--- START ---

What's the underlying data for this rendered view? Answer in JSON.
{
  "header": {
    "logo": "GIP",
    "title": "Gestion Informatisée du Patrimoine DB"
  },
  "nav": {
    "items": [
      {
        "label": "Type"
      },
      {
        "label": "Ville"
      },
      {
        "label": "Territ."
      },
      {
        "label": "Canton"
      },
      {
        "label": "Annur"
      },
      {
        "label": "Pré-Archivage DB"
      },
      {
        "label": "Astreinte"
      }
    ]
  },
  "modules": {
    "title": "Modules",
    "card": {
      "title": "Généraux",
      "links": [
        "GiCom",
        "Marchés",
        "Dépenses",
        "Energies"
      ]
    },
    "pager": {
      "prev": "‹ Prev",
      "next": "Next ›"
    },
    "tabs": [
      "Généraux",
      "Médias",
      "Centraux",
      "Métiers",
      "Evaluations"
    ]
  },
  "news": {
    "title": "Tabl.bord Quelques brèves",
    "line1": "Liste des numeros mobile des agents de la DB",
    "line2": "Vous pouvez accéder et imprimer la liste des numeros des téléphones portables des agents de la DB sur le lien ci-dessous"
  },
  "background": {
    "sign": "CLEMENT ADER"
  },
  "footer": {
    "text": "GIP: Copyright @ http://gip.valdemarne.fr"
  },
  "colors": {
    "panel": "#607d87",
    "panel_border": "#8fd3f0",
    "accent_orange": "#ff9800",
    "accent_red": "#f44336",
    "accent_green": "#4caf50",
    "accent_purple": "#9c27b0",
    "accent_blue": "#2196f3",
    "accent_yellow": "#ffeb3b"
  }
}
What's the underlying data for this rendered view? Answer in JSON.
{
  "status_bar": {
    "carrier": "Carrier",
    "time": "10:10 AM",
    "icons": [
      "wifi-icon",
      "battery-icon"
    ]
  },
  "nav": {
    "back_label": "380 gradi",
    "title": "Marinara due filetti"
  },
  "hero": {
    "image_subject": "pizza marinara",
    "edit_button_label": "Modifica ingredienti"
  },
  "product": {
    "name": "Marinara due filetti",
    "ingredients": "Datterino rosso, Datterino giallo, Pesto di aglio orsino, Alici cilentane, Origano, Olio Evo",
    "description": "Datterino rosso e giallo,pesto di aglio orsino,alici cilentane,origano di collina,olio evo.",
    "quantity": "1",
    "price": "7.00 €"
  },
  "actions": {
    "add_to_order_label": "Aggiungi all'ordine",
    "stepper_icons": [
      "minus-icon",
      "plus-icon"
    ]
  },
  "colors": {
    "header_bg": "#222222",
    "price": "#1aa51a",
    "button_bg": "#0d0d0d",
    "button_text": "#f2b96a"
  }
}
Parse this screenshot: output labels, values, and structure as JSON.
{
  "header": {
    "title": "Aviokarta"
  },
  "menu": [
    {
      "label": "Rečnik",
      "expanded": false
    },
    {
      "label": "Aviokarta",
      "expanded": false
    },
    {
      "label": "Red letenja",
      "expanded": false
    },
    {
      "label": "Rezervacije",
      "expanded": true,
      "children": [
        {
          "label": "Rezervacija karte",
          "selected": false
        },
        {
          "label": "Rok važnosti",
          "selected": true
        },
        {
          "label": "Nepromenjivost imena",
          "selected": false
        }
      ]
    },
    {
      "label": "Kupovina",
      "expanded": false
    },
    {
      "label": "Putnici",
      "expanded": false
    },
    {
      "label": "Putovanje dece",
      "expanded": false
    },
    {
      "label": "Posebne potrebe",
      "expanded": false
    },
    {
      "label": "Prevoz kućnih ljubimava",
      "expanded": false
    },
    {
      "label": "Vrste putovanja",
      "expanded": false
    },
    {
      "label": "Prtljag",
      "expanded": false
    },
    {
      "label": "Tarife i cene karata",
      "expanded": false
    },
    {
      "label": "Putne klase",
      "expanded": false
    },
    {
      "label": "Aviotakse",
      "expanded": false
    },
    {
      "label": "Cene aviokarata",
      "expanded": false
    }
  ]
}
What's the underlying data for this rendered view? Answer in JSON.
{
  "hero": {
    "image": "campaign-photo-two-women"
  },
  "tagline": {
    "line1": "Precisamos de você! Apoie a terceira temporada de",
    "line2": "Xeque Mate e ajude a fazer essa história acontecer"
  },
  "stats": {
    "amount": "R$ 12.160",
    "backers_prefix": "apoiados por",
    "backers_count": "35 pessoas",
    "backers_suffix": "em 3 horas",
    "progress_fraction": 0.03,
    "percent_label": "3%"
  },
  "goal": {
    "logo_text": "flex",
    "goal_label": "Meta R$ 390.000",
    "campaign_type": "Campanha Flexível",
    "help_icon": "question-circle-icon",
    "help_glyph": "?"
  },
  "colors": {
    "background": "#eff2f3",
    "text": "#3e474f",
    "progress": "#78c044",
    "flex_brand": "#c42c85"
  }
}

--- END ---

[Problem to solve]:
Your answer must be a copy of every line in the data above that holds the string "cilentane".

[Answer area]:
    "ingredients": "Datterino rosso, Datterino giallo, Pesto di aglio orsino, Alici cilentane, Origano, Olio Evo",
    "description": "Datterino rosso e giallo,pesto di aglio orsino,alici cilentane,origano di collina,olio evo.",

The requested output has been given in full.